Data about app and page elements
════

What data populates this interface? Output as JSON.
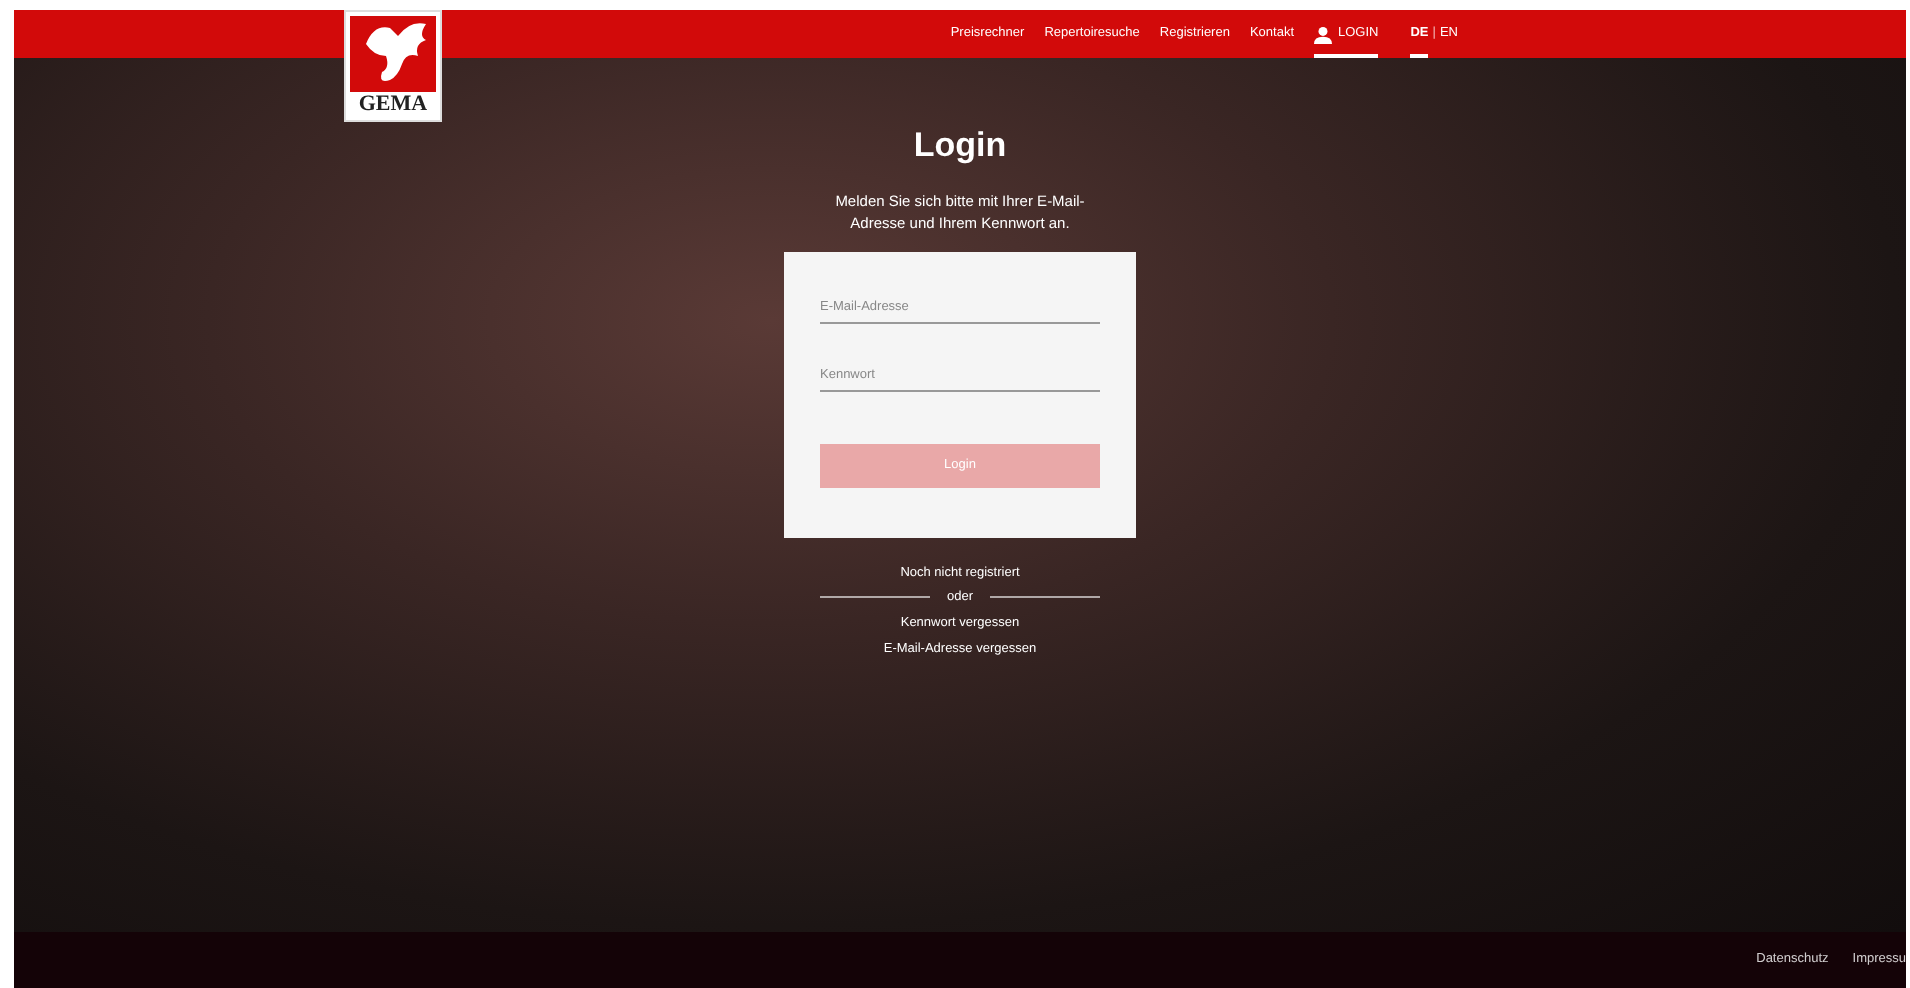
{
  "header": {
    "logo_text": "GEMA",
    "nav": [
      {
        "label": "Preisrechner",
        "selected": false
      },
      {
        "label": "Repertoiresuche",
        "selected": false
      },
      {
        "label": "Registrieren",
        "selected": false
      },
      {
        "label": "Kontakt",
        "selected": false
      },
      {
        "label": "LOGIN",
        "selected": true
      }
    ],
    "languages": [
      {
        "label": "DE",
        "selected": true
      },
      {
        "label": "EN",
        "selected": false
      }
    ],
    "language_separator": "|"
  },
  "login": {
    "title": "Login",
    "intro": "Melden Sie sich bitte mit Ihrer E-Mail-Adresse und Ihrem Kennwort an.",
    "fields": [
      {
        "placeholder": "E-Mail-Adresse"
      },
      {
        "placeholder": "Kennwort"
      }
    ],
    "button": {
      "label": "Login",
      "disabled": true
    },
    "register_link": "Noch nicht registriert",
    "divider": "oder",
    "links": [
      "Kennwort vergessen",
      "E-Mail-Adresse vergessen"
    ]
  },
  "footer": {
    "links": [
      "Datenschutz",
      "Impressu"
    ]
  }
}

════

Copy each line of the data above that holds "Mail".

**Exercise response:**
    "intro": "Melden Sie sich bitte mit Ihrer E-Mail-Adresse und Ihrem Kennwort an.",
        "placeholder": "E-Mail-Adresse"
      "E-Mail-Adresse vergessen"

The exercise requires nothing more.